1/2 cup heavy cream, or half-and-half
1 heaping tablespoon molasses
12 tablespoons room temperature (1 1/2 sticks) unsalted butter, plus more for pan
3/4 cup Demerara or raw sugar
3 large eggs
2 cups currants
Preheat the oven to 325 degrees. In a medium bowl, sift together the flour, baking powder and salt. Set aside. Butter a 9- by 5-inch loaf pan; set aside.
In a small saucepan, heat the cream over medium heat. Stir in molasses. In a medium bowl, cream the butter until light and fluffy. Gradually add the sugar. Beat in the eggs, one at a time, beating to combine after each addition. Stir in the cream mixture, then the currants. Add the dry ingredients and beat to combine.
Pour into prepared pan, and bake until a knife inserted in the center comes out clean, about 1 hour 15 minutes. Serves 8 to 12.
Adapted from Martha Stewart
If you’re making these in advance, chill the whole sandwiches on a tray lined with damp paper towels. Cover them with more damp towels and wrap with plastic. When ready to serve, trim and cut the sandwiches, then garnish them.
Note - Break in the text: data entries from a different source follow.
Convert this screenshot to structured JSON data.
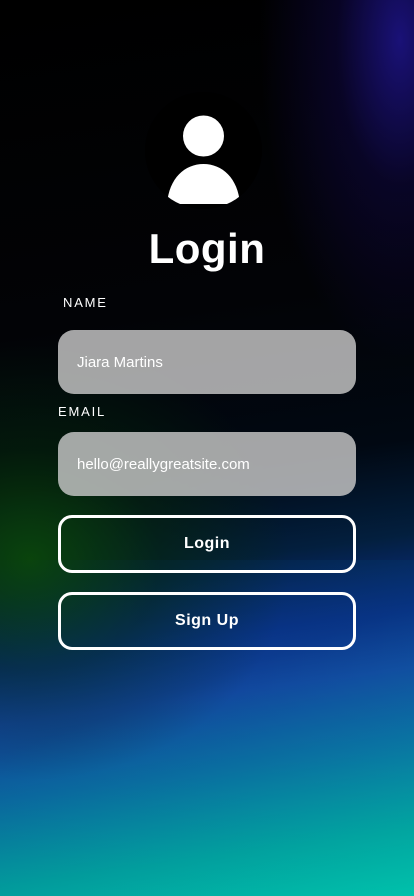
{
  "screen": {
    "title": "Login"
  },
  "avatar": {
    "icon": "user-avatar-icon"
  },
  "form": {
    "name": {
      "label": "NAME",
      "value": "Jiara Martins",
      "placeholder": ""
    },
    "email": {
      "label": "EMAIL",
      "value": "hello@reallygreatsite.com",
      "placeholder": ""
    }
  },
  "buttons": {
    "login": "Login",
    "signup": "Sign Up"
  },
  "colors": {
    "background_top": "#000000",
    "background_bottom": "#00d4b4",
    "accent_blue": "#1a49b6",
    "input_fill": "#c8c8c8",
    "text": "#ffffff"
  }
}
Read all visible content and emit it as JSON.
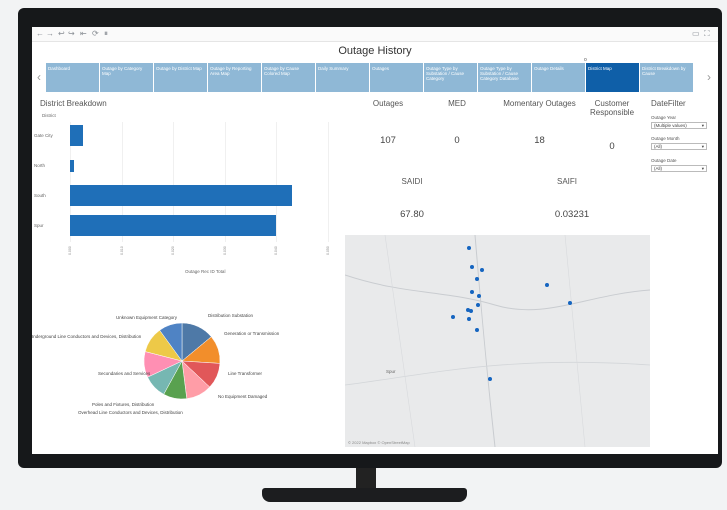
{
  "window": {
    "title": "Outage History"
  },
  "toolbar": {
    "back": "←",
    "forward": "→",
    "undo": "↩",
    "redo": "↪",
    "revert": "⇤",
    "refresh": "⟳",
    "pause": "⏸",
    "comment": "▭",
    "fullscreen": "⛶"
  },
  "tabs": [
    {
      "label": "Dashboard",
      "active": false
    },
    {
      "label": "Outage by Category Map",
      "active": false
    },
    {
      "label": "Outage by District Map",
      "active": false
    },
    {
      "label": "Outage by Reporting Area Map",
      "active": false
    },
    {
      "label": "Outage by Cause Colored Map",
      "active": false
    },
    {
      "label": "Daily Summary",
      "active": false
    },
    {
      "label": "Outages",
      "active": false
    },
    {
      "label": "Outage Type by Substation / Cause Category",
      "active": false
    },
    {
      "label": "Outage Type by Substation / Cause Category Database",
      "active": false
    },
    {
      "label": "Outage Details",
      "active": false
    },
    {
      "label": "District Map",
      "active": true
    },
    {
      "label": "District Breakdown by Cause",
      "active": false
    }
  ],
  "nav": {
    "prev": "‹",
    "next": "›",
    "indicator": "o"
  },
  "district_breakdown": {
    "title": "District Breakdown",
    "header": "District",
    "xlabel": "Outage Rec ID Total"
  },
  "chart_data": [
    {
      "type": "bar",
      "orientation": "horizontal",
      "title": "District Breakdown",
      "categories": [
        "Gate City",
        "North",
        "South",
        "Spur"
      ],
      "values": [
        0.0025,
        0.0007,
        0.043,
        0.04
      ],
      "xticks": [
        "0.000",
        "0.010",
        "0.020",
        "0.030",
        "0.040",
        "0.050"
      ],
      "xlim": [
        0,
        0.05
      ],
      "xlabel": "Outage Rec ID Total",
      "color": "#1f6fb8"
    },
    {
      "type": "pie",
      "categories": [
        "Distribution Substation",
        "Generation or Transmission",
        "Line Transformer",
        "No Equipment Damaged",
        "Overhead Line Conductors and Devices, Distribution",
        "Poles and Fixtures, Distribution",
        "Secondaries and Services",
        "Underground Line Conductors and Devices, Distribution",
        "Unknown Equipment Category"
      ],
      "values": [
        14,
        12,
        11,
        11,
        10,
        10,
        11,
        11,
        10
      ],
      "colors": [
        "#4e79a7",
        "#f28e2b",
        "#e15759",
        "#ff9da7",
        "#59a14f",
        "#76b7b2",
        "#ff8fb3",
        "#edc948",
        "#4f83c4"
      ]
    }
  ],
  "kpis": {
    "outages": {
      "label": "Outages",
      "value": "107"
    },
    "med": {
      "label": "MED",
      "value": "0"
    },
    "momentary": {
      "label": "Momentary Outages",
      "value": "18"
    },
    "customer": {
      "label": "Customer Responsible",
      "value": "0"
    },
    "saidi": {
      "label": "SAIDI",
      "value": "67.80"
    },
    "saifi": {
      "label": "SAIFI",
      "value": "0.03231"
    }
  },
  "filters": {
    "title": "DateFilter",
    "year": {
      "label": "Outage Year",
      "value": "(Multiple values)"
    },
    "month": {
      "label": "Outage Month",
      "value": "(All)"
    },
    "date": {
      "label": "Outage Date",
      "value": "(All)"
    }
  },
  "map": {
    "credit": "© 2022 Mapbox © OpenStreetMap",
    "town": "Spur"
  }
}
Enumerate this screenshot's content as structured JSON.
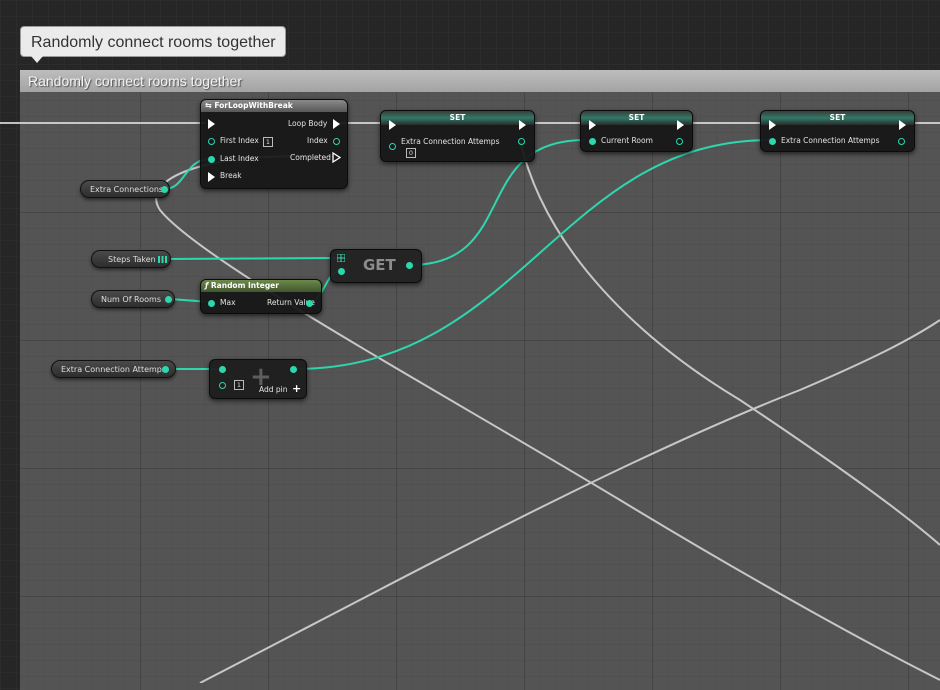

They will be easier to cut neatly when chilled.
Ham and Cheese Tea Sandwiches
16 slices very thin whole-wheat or white bread
8 to 10 ounces very soft Brie, room temperature
8 thin slices ham, about 4 ounces total
Unsalted butter, softened
Toasted sesame seeds, for garnish, optional
Spread a very thin layer of honey mustard on 8 slices of bread. Then spread a thin layer of Brie over the mustard and top each slice with 1 piece of ham. Spread a thin layer of Brie on the 8 remaining slices of bread, then place each, cheese side down, over a slice of ham-topped bread.
Using a serrated knife, carefully trim off and discard the crusts. Slice each sandwich in half diagonally, and then in half again; each large sandwich makes 4 triangular tea sandwiches.
Lightly butter one edge of each sandwich, and dip that edge into a dish of sesame seeds. Garnish remaining sandwiches. Arrange sandwiches in tight rows on a serving platter. Serves 8.
O, The Oprah Magazine
Cucumber and Lemony Dill Cream Cheese Tea Sandwiches
4 ounces cream cheese, at room temperature
2 tablespoons chopped fresh dill
Zest and juice of 1 lemon
Kosher salt and freshly ground black pepper
6 slices good-quality white bread*
1/3 large English seedless cucumber (about 4 inches), thinly sliced
In a small bowl, combine the cream cheese, fresh dill, lemon zest, and lemon juice. Season the mixture with salt and pepper. Remove crust from bread, if desired.
Lay the slices of bread on your work service and distribute the cream cheese evenly among each slice, spreading into a thin layer. Arrange the cucumber slices in rows over 3 slices of the bread. Top with the remaining bread, and cut into quarters so there are 4 pieces from each sandwich. Serve immediately.
Melissa D'Arabian/Food Network
About the book
“Alice’s Adventures in Wonderland” is a classic children’s story first published in 1865.
Written by Lewis Carroll, it’s a mind-bending, logic-defying fantasy filled with bizarre and beloved characters.
When Alice falls down a mysterious rabbit hole, she finds herself in Wonderland, a dreamlike world that makes her question her own identity.
“We’re all mad here,” a grinning cat informs her, and it certainly seems that way.
Her new acquaintances include a hookah-smoking caterpillar, a melancholy Mock Turtle and a Mad Hatter who is stuck in a perpetual tea party. At this tea party, Alice encounters unanswerable riddles and nonsensical behavior, along with plenty of tea and buttered toast. The classic novel has been made into countless adaptations, including the famous Disney cartoon and Tim Burton’s 2010 movie featuring Johnny Depp as the Mad Hatter.